Big World Needs Big Class

Ohio State's Introduction to Environmental Science pulls in nearly 300,000 students from around the world.

Published on: Feb 26, 2014

Nearly 300,000 students -- from the U.S., China, Canada and other countries, enough to fill Ohio Stadium three times over -- have accessed a massive open online course, or MOOC, on environmental science offered by Ohio State University's College of Food, Agricultural, and Environmental Sciences

"Introduction to Environmental Science," which went live a year ago, in February 2013, ranked fourth on the university's 2013 top 10 iTunes U list based on total number of streams, browses, downloads and subscriptions.

WORLD TEACHERS: Brian Lower, right, created and teaches the online version of the environmental sciences course. He co-teaches the traditional, classroom version with his twin brother, Steven, also an Ohio State faculty member. (Photo by Emily Caldwell,OSU.)
WORLD TEACHERS: Brian Lower, right, created and teaches the online version of the environmental sciences course. He co-teaches the traditional, classroom version with his twin brother, Steven, also an Ohio State faculty member. (Photo by Emily Caldwell,OSU.)

"I wanted to be able to teach environmental science to a worldwide audience," says the course's creator and teacher, Brian Lower, assistant professor in the college's School of Environment and Natural Resources. "I don't believe education should be exclusive to those individuals who can afford it, and iTunes U offers a great way to provide free world-class educational content to anyone, anywhere, anytime."

MOOCs are free public online courses designed for unlimited participation. A 2012 New York Times story called them "a tool for democratizing higher education."

iTunes U is a free Apple service for distributing and accessing online courses and similar content.

Lower's course aims to "understand the science behind the processes and principles that govern our natural environment," according to its iTunes description. It looks at people's impact on the planet and possible solutions. The topics, to name a few, include climate change, population growth, biodiversity, renewable energy, ocean acidification and scientific literacy.

Putting the course online lets him reach younger students and ones who might not have the chance to go to college.

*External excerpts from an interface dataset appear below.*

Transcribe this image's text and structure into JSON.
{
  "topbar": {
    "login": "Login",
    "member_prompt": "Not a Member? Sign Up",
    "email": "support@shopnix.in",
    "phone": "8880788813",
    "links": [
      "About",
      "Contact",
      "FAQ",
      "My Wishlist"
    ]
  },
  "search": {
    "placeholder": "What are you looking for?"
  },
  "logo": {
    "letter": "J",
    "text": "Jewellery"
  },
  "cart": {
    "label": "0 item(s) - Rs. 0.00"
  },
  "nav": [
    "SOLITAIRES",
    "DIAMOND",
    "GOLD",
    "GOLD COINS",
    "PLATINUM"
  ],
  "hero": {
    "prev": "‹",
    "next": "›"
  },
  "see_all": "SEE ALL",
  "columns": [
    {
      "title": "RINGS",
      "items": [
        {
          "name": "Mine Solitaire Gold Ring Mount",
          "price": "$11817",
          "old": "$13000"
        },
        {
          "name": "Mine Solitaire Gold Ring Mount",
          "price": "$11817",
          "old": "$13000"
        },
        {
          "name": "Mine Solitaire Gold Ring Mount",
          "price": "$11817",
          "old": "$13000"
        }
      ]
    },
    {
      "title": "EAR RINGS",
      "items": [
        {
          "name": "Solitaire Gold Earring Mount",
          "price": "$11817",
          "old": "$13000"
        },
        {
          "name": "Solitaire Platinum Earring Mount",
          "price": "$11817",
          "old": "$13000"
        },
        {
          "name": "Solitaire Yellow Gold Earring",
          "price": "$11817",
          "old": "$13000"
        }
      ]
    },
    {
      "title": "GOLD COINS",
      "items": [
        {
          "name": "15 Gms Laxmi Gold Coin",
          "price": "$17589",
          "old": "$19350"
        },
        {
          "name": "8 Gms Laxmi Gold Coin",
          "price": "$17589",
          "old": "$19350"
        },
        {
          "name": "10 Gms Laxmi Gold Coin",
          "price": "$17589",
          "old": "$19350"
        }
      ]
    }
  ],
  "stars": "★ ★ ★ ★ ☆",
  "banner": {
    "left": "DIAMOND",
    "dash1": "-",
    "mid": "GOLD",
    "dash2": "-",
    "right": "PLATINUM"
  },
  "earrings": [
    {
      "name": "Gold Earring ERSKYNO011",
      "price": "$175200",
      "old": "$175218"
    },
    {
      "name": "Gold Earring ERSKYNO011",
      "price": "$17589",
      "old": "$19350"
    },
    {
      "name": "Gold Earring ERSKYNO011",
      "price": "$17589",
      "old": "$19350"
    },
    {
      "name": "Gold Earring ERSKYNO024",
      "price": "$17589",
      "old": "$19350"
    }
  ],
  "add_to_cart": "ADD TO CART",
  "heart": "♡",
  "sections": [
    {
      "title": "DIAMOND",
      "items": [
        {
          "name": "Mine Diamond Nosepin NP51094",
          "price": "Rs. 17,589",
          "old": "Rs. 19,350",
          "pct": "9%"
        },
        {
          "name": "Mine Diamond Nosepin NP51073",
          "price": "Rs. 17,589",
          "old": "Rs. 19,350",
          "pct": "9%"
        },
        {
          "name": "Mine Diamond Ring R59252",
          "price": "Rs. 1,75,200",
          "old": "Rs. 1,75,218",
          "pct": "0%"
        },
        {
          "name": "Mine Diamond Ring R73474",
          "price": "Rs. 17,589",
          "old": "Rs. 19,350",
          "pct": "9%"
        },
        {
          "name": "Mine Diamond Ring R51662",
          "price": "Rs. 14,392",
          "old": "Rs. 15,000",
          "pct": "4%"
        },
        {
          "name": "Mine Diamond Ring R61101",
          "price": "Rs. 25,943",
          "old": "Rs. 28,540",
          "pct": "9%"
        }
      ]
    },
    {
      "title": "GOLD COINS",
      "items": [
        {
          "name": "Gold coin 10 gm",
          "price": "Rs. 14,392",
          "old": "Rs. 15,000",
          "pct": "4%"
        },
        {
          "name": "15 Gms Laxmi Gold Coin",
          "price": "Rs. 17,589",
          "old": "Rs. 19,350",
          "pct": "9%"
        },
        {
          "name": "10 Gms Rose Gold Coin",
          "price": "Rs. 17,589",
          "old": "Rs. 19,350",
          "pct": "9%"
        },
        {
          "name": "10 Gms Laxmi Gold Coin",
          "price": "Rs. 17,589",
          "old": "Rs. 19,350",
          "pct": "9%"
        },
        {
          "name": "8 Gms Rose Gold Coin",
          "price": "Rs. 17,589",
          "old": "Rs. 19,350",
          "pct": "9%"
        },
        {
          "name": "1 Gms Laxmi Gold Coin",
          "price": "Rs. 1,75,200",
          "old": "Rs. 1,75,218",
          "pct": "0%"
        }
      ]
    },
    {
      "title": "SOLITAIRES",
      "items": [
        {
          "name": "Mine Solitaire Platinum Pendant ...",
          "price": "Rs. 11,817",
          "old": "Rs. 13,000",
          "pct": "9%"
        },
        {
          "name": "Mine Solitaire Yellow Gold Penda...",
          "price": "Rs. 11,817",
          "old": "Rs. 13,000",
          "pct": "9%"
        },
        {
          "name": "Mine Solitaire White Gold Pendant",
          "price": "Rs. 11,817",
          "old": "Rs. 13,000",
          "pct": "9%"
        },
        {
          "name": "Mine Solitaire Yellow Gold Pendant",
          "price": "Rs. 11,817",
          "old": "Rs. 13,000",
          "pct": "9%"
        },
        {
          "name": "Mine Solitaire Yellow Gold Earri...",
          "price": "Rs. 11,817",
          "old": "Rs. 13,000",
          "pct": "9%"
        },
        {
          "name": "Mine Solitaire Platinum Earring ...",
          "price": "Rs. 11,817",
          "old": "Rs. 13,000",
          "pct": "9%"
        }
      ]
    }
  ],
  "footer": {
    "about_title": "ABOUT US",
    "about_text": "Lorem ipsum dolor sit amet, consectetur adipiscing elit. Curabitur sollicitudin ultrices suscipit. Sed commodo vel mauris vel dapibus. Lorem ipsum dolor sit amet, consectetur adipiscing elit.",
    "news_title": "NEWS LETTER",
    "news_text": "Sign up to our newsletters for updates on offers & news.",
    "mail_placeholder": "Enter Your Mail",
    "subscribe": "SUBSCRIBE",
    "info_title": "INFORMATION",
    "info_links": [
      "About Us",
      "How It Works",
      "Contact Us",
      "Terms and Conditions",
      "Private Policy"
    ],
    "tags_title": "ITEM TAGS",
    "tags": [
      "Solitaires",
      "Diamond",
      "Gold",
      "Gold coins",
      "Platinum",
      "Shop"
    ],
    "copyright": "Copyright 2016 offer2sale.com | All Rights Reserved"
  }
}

"These are students who I would never have the chance to meet but may still be very interested in the environment and science," he says. "It gives me a chance to reach these students, get them excited about science, and encourage them to pursue degrees in science, mathematics and engineering."

The online content, which supplements the course's textbook, includes dozens of handouts, slideshows, articles, documentaries and Lower's lectures recorded on audio, which students can access free through iTunes.